Printer Friendly

Bacteria, this spud's for you.

To stop bacteria from making you ill, you may not have to kill them. Just don't let them stick around, suggest Marjorie M. Cowan of Miami University in Oxford, Ohio, and her colleagues.

They've been studying the common potato, which people have used for centuries to combat skin infections. Other scientists have found potato compounds that kill bacteria, but Cowan's group wondered whether tubers also contain substances that prevent microbes from adhering to cells. Indeed, the team found that extracts of material from just under the potato skin block bacterial adhesion. A compound called polyphenol oxidase (PPO), prevalent in potatoes and other plants, may be responsible. "It's a plant defense mechanism against fungi and insects," says Cowan. She calls for pharmaceutical companies, which often screen plants for bacteria-killing agents, to also look for compounds that inhibit bacterial adhesion.
COPYRIGHT 2000 Science Service, Inc.
No portion of this article can be reproduced without the express written permission from the copyright holder.
Copyright 2000, Gale Group. All rights reserved. Gale Group is a Thomson Corporation Company.

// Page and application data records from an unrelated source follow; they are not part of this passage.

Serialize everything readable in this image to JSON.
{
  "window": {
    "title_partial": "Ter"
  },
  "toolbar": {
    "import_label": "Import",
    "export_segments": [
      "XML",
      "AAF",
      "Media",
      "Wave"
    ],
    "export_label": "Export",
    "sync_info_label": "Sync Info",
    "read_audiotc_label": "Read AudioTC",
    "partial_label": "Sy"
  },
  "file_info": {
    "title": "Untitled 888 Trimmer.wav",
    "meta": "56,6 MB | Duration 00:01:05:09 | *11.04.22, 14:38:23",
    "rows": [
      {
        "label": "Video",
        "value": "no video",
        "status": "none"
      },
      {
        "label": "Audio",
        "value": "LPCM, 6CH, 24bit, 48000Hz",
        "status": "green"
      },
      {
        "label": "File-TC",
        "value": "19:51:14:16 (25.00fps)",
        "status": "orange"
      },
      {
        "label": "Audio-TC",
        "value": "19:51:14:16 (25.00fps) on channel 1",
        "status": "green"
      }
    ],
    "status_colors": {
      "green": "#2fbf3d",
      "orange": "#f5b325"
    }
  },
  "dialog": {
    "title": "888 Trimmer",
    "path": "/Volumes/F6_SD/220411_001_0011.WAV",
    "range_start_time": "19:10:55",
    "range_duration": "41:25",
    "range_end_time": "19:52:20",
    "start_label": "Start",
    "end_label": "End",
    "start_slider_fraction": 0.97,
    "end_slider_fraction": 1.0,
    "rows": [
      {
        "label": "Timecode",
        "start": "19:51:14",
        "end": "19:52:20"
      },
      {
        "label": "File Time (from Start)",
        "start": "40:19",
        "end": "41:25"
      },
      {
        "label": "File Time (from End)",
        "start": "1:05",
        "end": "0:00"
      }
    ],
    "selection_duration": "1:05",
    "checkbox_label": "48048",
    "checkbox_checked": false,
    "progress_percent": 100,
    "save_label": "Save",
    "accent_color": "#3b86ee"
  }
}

Article Details
Printer friendly Cite/link Email Feedback
Title Annotation:potatoes and bacteria
Author:J.T.
Publication:Science News
Article Type:Brief Article
Date:Jun 10, 2000
Words:138
Previous Article:Viral enzyme tackles strep throat.
Next Article:Tsunami! At Lake Tahoe?
Topics:


Related Articles
Frost-free bacteria lawsuit.
Through the eyes of a potato: scientists hunt a better-bred spud, while the earthy vegetable keeps on giving.
New strain of high-starch potatoes.
Taters for tots provide an edible vaccine.
One Potato, Two Potato.
Pass the Genes, Please.
Novel sensing system catches the dud spud.
Monsanto drops its biotech potato. (Environmental Intelligence).

Terms of use | Privacy policy | Copyright © 2019 Farlex, Inc. | Feedback | For webmasters